    As mentioned before war is a very expensive venture and governments’ goal is essentially to be re-elected, this often leads to the country that has led the war to be the first to act, in order to gain economically from the new situation. This manifests itself with establishing new economic ties with the country, bringing in workforce from home to undertake work in the country and so on. This aspect has also been criticized, sometimes unjustifiably distorted to imply that this was the motivation for an intervention in the first place.

    The one aspect which has not been adequately dealt with is why governments cannot be open about their motivation for going to war. Why did the US and EU base their military effort in Iraq mainly on the assumptions that there are weapons of mass destruction. The only reasons I could find for this is the liberal orientation of the public, which as mentioned earlier, the public is already suspicious and does not tend to support military action easily. Another reason could be the level of engagement of the public. The governments and their PR advisors are under the impression that people cannot follow complex theories and only relate to situations where they can clearly see how they would be affected, so the governments need to focus on the main points rather than try to push a complex theory. Also, in order to maintain advantage the government can make limited usage of information they have, in order to sway public opinion. For example, the US knew about the secret nuclear plant in Iran long before Iran went public, however the US never thought to “out” them and use it as part of a PR campaign.

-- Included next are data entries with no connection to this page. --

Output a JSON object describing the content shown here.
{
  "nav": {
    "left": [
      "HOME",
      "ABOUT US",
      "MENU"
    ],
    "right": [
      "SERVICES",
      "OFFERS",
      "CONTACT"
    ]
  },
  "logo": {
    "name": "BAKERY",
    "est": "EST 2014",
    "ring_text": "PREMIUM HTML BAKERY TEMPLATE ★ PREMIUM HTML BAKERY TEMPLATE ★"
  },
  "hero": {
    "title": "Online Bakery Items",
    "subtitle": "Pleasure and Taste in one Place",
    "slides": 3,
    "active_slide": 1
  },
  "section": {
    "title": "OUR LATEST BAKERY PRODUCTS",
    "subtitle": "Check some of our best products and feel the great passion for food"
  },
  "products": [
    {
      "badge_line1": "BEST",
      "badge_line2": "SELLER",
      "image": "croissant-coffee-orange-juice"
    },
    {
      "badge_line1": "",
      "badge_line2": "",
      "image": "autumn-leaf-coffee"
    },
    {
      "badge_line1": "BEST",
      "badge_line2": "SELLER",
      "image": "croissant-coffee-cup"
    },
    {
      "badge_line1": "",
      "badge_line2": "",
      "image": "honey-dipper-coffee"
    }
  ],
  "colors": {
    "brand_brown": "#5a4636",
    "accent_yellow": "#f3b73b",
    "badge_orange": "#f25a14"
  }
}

    It is important to mention that sometimes governments get it wrong, they align with the wrong side or underestimate an event. We should judge the quality of the government on its ability to predict and act correctly in these situations (unfortunately it takes time to be able to asses a situation correctly) and it seems that we are going to have many opportunities to do so, as there is a very strong force of change sweeping the middle East and Africa.